Customs Tariff Measures
The budget proposes to eliminate the remaining tariffs on manufacturing inputs and machinery and equipment. This announcement will impact 1,541 tariff items currently listed in the Schedule to the Customs Tariff. For these items, the “Most-Favoured-Nation” rates of duty will be reduced to “Free”, effective in respect of goods imported into Canada on or after March 5, 2010.
Previous Sales Tax Measures
The budget reaffirms the government’s intention to implement several previously announced tax measures, including the intensely debated GST/HST changes for financial institutions announced in September and December of 2009.
Changes for the Financial Services Sector
The government has indicated that it will proceed with several measures designed to improve the application of GST/HST to the financial services sector, including:
- allowing large banks, insurance companies and securities dealers to develop their own methodology to allocate input tax credits in certain circumstances;
- granting more flexibility for financial institutions to have input tax credit allocation methods pre-approved; and
- providing an extension for the filing due date for GST returns for certain financial institutions until six months after the end of the fiscal year.
For further details on all of the planned measures, please see the Tax Developments section of the Ryan Canada web site at: Improvements to the Application of the GST to the Financial Services Sector.
Changes to Financial Services Resulting from Recent Court Decisions
In response to recent court decisions involving the appliction of GST to certain financial services, the government has proposed that certain investment management and administrative services, including discretionary investment management services, be excluded from the definition of a financial service. Note that these proposed amendments have been annexed to the budget in a Notice of Ways and Means. Details on these changes to financial services can be found in the Tax Developments section of the Ryan Canada web site at: Recent Court Decisions on the GST and Financial Services.
Air Travellers Security Charge
The budget confirms the increases to the Air Travellers Security Charge rates announced on February 25, 2010.
The government has also reaffirmed its plan to implement an enhanced stamping regime for tobacco to deter contraband.

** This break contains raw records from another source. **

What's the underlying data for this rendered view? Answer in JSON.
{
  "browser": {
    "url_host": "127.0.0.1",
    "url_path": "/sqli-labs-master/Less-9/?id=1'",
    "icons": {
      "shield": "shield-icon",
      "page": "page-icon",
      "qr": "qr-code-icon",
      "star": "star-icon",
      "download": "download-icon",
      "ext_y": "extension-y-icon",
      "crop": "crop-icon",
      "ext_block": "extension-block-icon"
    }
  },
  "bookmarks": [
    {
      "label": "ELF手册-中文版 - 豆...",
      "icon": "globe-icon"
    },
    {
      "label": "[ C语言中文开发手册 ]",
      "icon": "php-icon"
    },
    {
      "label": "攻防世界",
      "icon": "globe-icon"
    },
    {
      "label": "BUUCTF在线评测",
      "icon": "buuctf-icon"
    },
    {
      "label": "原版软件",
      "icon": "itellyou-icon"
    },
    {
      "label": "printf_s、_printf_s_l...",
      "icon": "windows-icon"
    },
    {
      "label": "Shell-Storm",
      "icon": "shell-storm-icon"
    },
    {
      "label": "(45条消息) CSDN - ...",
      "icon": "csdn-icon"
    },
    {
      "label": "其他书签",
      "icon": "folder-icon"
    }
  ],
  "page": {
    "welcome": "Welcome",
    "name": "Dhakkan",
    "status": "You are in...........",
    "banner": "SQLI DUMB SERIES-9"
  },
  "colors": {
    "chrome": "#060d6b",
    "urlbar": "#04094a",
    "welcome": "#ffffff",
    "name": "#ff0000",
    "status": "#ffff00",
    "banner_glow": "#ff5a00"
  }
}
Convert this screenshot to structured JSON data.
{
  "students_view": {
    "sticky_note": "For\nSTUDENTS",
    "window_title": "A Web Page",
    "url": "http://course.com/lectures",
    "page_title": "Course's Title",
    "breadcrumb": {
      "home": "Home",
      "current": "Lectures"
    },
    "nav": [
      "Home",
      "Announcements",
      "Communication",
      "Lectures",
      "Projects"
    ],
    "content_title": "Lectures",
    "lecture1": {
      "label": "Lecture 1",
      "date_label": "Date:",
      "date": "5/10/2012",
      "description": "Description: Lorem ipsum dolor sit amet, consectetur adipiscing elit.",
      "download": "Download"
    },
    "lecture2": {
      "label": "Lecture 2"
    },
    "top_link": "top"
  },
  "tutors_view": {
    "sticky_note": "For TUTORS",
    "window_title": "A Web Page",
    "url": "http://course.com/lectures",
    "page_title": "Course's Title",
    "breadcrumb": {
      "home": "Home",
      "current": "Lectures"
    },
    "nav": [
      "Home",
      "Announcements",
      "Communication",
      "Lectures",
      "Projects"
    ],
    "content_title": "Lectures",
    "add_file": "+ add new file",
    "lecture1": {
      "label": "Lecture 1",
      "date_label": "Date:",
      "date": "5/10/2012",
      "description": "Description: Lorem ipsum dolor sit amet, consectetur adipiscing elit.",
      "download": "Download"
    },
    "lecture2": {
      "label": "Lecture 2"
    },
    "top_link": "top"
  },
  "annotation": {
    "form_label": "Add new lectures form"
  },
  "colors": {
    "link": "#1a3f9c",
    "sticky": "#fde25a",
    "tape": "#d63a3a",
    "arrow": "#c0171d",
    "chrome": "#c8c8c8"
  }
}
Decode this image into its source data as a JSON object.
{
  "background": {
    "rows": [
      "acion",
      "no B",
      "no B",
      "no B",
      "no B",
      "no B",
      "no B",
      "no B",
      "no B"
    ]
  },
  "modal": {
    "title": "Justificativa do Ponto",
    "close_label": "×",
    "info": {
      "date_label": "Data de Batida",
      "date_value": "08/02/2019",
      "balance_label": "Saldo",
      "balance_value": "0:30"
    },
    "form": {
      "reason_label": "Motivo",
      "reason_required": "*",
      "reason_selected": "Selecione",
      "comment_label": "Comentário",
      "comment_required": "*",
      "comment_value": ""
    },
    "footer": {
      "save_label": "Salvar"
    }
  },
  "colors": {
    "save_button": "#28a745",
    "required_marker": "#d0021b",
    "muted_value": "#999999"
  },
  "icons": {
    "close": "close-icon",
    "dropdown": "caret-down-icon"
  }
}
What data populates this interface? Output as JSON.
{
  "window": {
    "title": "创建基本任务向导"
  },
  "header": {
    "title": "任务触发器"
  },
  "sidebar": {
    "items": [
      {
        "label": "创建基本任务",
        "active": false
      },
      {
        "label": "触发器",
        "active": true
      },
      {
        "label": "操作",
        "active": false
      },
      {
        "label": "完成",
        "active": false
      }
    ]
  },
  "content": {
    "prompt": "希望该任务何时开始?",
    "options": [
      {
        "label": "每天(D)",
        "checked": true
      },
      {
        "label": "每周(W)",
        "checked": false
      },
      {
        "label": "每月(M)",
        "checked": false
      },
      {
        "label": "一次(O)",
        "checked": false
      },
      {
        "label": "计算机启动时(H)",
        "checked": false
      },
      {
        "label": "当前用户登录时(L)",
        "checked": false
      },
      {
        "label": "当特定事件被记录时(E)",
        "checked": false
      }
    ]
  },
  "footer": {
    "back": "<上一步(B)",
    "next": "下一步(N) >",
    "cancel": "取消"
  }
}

The initial proposal was released on August 6, 2009.
Other Tax Measures
Aboriginal Tax Policy
Consistent with prior years, the federal government has confirmed its continued support for direct taxation arrangements in which Indian bands and self-governing Aboriginal groups levy a sales tax within their jurisdictions. The government notes that, to date, it has entered into 32 sales tax arrangements of this nature.
The budget proposes to amend the Income Tax Act, Excise Tax Act, Excise Act, 2001, Air Travellers Security Charge Act, and the Canada Pension Plan and Employment Insurance Act to allow for the electronic issuance of certain notices that can currently be sent by ordinary mail. However, notices that are specifically required to be served personally or by registered or certified mail will not be eligible for electronic transmission. This will provide the Canada Revenue Agency with the legislative authority to issue electronic notices, where authorized by the taxpayer.
Further details on the 2010 Federal Budget are available from the Department of Finance Canada web site at: